SAN DIEGO -- The clerk of San Diego County filed a legal action Friday with the California Supreme Court seeking to block the issuance of marriage licenses for same-sex couples.
The filing on behalf of Ernest Dronenburg Jr., a Republican and elected official, was immediately criticized by state Atty. Gen.
The county Board of Supervisors sought to distance themselves from Dronenburg's action, which was filed for him by Charles S. LiMandri, a Rancho Santa Fe attorney and leader of the bid to restrict marriage between men and women.
"The county clerk has acted independently on this matter,'' said board chairman Supervisor Greg Cox. "No one else from the county was consulted or had any part of this court action, including the Board of Supervisors.
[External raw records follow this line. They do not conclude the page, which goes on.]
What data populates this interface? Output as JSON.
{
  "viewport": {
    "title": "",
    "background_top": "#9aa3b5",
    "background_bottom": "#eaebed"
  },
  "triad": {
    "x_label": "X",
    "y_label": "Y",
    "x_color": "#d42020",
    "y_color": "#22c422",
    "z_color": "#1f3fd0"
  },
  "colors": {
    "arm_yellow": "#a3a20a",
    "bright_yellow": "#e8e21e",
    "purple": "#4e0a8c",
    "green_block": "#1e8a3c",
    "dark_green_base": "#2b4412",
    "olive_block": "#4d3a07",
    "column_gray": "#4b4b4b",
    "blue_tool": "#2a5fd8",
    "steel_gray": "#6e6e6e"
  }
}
The county's position is and always has been that we, the county, will follow applicable law with regards to same-sex marriage."
The weddings resumed June 28, two days after the
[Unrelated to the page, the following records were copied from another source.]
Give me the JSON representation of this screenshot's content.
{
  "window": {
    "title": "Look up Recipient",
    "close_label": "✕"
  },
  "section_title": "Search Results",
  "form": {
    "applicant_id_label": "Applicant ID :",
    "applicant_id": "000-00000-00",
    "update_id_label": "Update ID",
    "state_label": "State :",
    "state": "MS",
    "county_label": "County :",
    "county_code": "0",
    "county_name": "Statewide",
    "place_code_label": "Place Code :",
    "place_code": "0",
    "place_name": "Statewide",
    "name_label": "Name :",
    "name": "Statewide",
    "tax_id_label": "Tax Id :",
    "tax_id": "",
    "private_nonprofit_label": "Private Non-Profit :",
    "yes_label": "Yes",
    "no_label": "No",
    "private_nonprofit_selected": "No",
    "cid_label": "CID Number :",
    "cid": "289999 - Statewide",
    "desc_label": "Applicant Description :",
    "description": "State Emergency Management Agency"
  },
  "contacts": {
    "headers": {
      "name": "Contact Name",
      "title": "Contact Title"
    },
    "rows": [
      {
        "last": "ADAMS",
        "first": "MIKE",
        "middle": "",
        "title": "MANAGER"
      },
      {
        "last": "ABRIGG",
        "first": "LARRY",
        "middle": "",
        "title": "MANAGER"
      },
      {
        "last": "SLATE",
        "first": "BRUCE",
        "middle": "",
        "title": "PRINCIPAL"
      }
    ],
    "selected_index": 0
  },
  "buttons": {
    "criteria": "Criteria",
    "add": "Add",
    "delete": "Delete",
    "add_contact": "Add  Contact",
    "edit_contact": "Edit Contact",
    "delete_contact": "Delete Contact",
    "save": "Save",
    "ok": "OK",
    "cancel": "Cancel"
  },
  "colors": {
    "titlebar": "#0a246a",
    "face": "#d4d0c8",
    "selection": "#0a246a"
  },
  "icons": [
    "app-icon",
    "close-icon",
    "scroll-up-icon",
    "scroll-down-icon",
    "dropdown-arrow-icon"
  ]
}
The petition argues that the state does not have the right to order counties to perform same-sex marriages because the question of Proposition 8's legality is still before the courts.
Supervisor David Roberts said that as soon as he heard what Dronenburg had done, he immediately demanded a meeting to find out his motives.
"I was livid, to say the least," Roberts said. "As the first LGBT supervisor, with a married partner, I felt this was a slap in the face. But he says that's not what this is about. We'll see."
Roberts said that Dronenburg told him that he merely wants legal clarification and has no intention of refusing to issue licenses to same-sex couples. If that occurs, Roberts said, the county supervisors will immediately move to prevent it.
"We aren't going to let that happen," Roberts said. "We believe in the law."
Dronenburg, 69, was elected in 2010 as the county's recorder/assessor/clerk. A Republican, he is a former member of the state Board of Equalization for 20 years.
[Updated at 5:50 p.m.: Randy Thomasson, president of SaveCalifornia.com, commended Dronenburg for "keeping his oath to 'support and defend' … the California Constitution."
In a statement, Thomasson called same-sex marriages "completely illegal and unconstitutional, despite what tyrannical statewide officials or judges have opined."]
[Updated at 5:30 p.m.: Gov.
"We remain confident that the federal injunction applies to all 58 counties and same-sex marriage remains legal in California,'' said the governor's spokesman, Evan Westrup.]